Retrofitting and Greening Existing Buildings: Strategies for Energy Conservation, Resource Management and Sustainability of the Built Environment in Nigeria


  • Oluwafemi Kehinde Akande Federal University of Technology, Minna, Nigeria
  • Remi E. Olagunju



Energy conservation, Low income houses, Retrofitting, Greening, Sustainability


Energy consumption in residential buildings is one of the increasing phenomenal in the built environment. It has become imperative to react to the state of rapidly dwindling natural resources, environmental pressures and climate change posing fundamental threat to economic systems and human survival in Nigeria and globally. Until fairly recently, green considerations for existing residential buildings have received less attention. In Nigeria, several thousand households of low income buildings spends  large  sums of their earnings on energy bills, while getting less energy-driven services for their appliances and utilities to meet their needs. This paper explores possible alternatives for less dependence on national energy supply with more environmental benefits through sustainable retrofit and resource-efficiency interventions for low-income houses. The objective is to address issues relating to energy generation, conservation and other associated resource management with a view to achieving the development of a low carbon and more eco-friendly built environment. It is expected that the outcome of this paper will make an important contribution in the form of recommendations for future policies and programmes regarding retrofitting of existing residential houses and the construction of new ones in Nigeria. It concludes that if policies and regulatory mechanism are put in place for greening low-income housing in Nigeria, this could deliver a pathway to improving energy efficiency of the existing building sector.
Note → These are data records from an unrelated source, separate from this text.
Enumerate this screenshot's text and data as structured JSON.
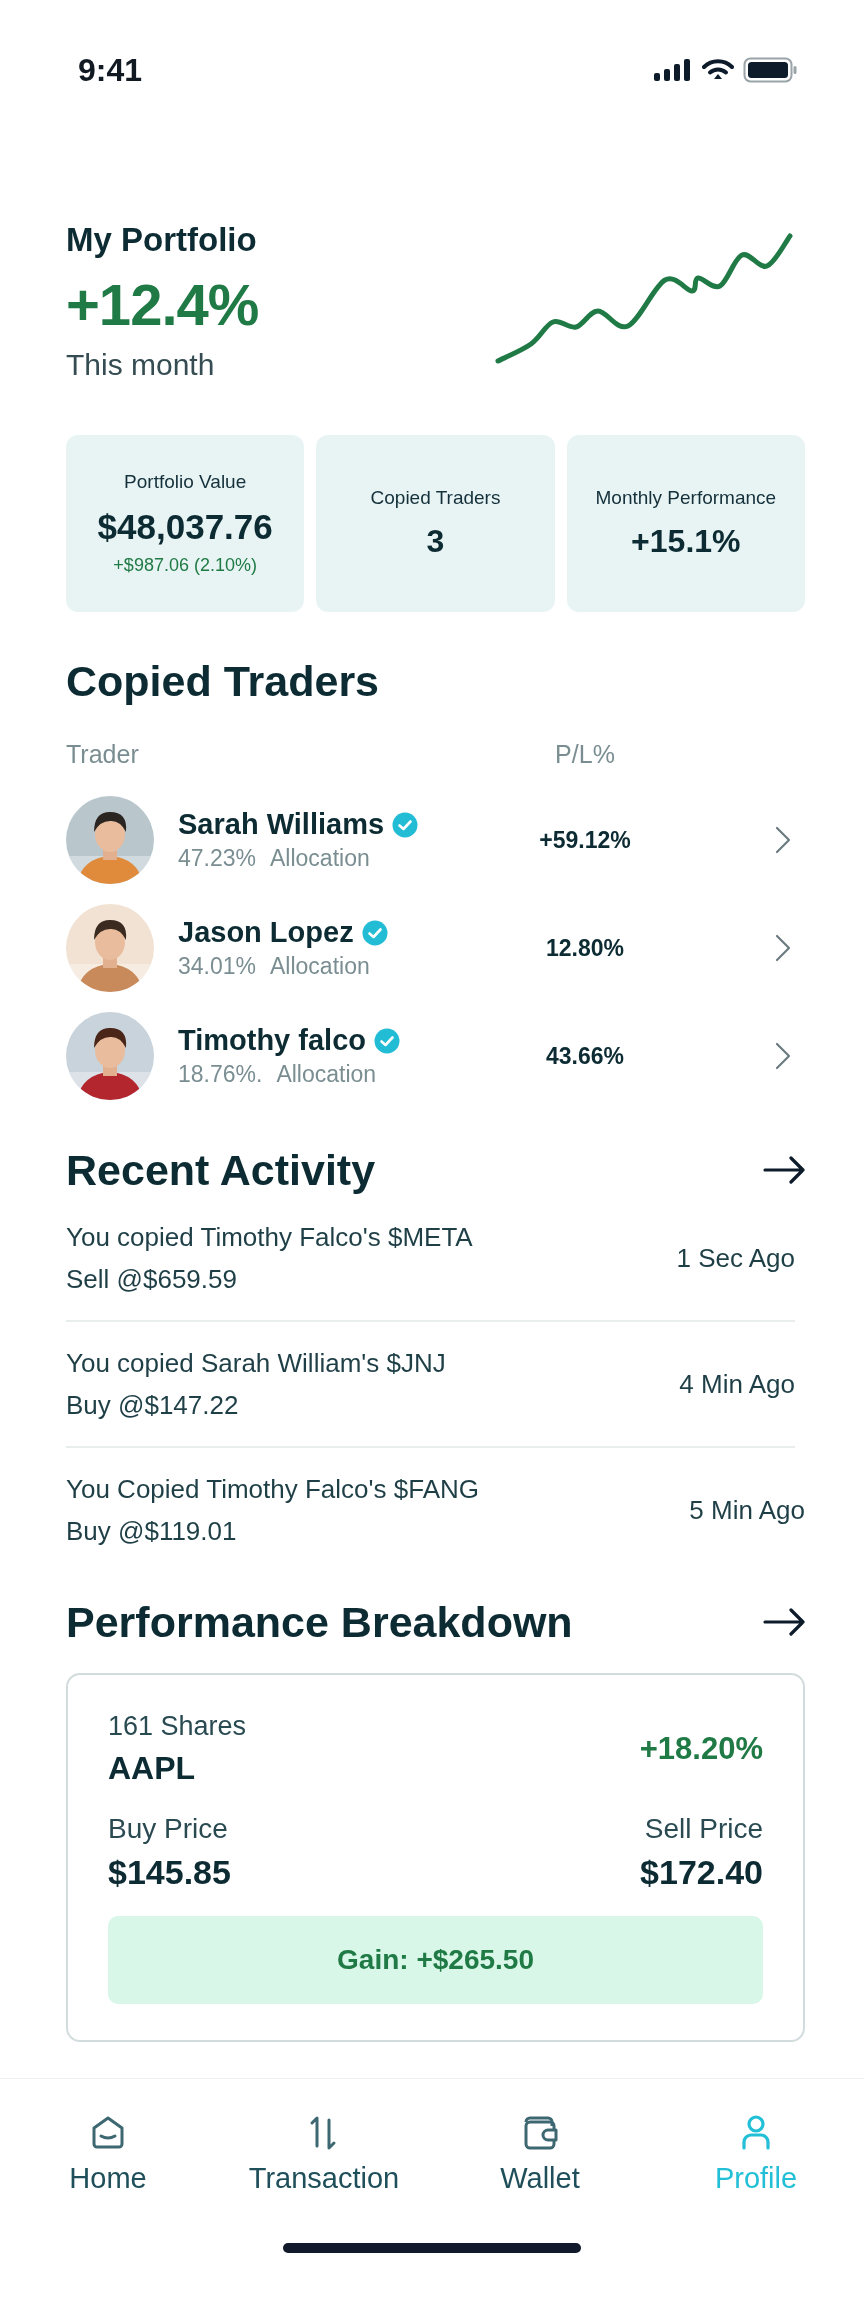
{
  "status_bar": {
    "time": "9:41"
  },
  "portfolio": {
    "title": "My Portfolio",
    "change": "+12.4%",
    "period": "This month"
  },
  "stats": [
    {
      "label": "Portfolio Value",
      "value": "$48,037.76",
      "delta": "+$987.06 (2.10%)"
    },
    {
      "label": "Copied Traders",
      "value": "3"
    },
    {
      "label": "Monthly Performance",
      "value": "+15.1%"
    }
  ],
  "copied_traders": {
    "title": "Copied Traders",
    "columns": [
      "Trader",
      "P/L%"
    ],
    "rows": [
      {
        "name": "Sarah Williams",
        "verified": true,
        "allocation": "47.23%",
        "allocation_label": "Allocation",
        "pl": "+59.12%"
      },
      {
        "name": "Jason Lopez",
        "verified": true,
        "allocation": "34.01%",
        "allocation_label": "Allocation",
        "pl": "12.80%"
      },
      {
        "name": "Timothy falco",
        "verified": true,
        "allocation": "18.76%.",
        "allocation_label": "Allocation",
        "pl": "43.66%"
      }
    ]
  },
  "recent_activity": {
    "title": "Recent Activity",
    "items": [
      {
        "text": "You copied Timothy Falco's $META",
        "detail": "Sell @$659.59",
        "time": "1 Sec Ago"
      },
      {
        "text": "You copied Sarah William's $JNJ",
        "detail": "Buy @$147.22",
        "time": "4 Min Ago"
      },
      {
        "text": "You Copied Timothy Falco's $FANG",
        "detail": "Buy @$119.01",
        "time": "5 Min Ago"
      }
    ]
  },
  "performance_breakdown": {
    "title": "Performance Breakdown",
    "shares": "161 Shares",
    "ticker": "AAPL",
    "change": "+18.20%",
    "buy_label": "Buy Price",
    "buy_price": "$145.85",
    "sell_label": "Sell Price",
    "sell_price": "$172.40",
    "gain": "Gain: +$265.50"
  },
  "nav": [
    {
      "kind": "home",
      "label": "Home",
      "selected": false
    },
    {
      "kind": "transaction",
      "label": "Transaction",
      "selected": false
    },
    {
      "kind": "wallet",
      "label": "Wallet",
      "selected": false
    },
    {
      "kind": "profile",
      "label": "Profile",
      "selected": true
    }
  ]
}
Author Biography

Oluwafemi Kehinde Akande, Federal University of Technology, Minna, Nigeria

Architecture/Senior Lecturer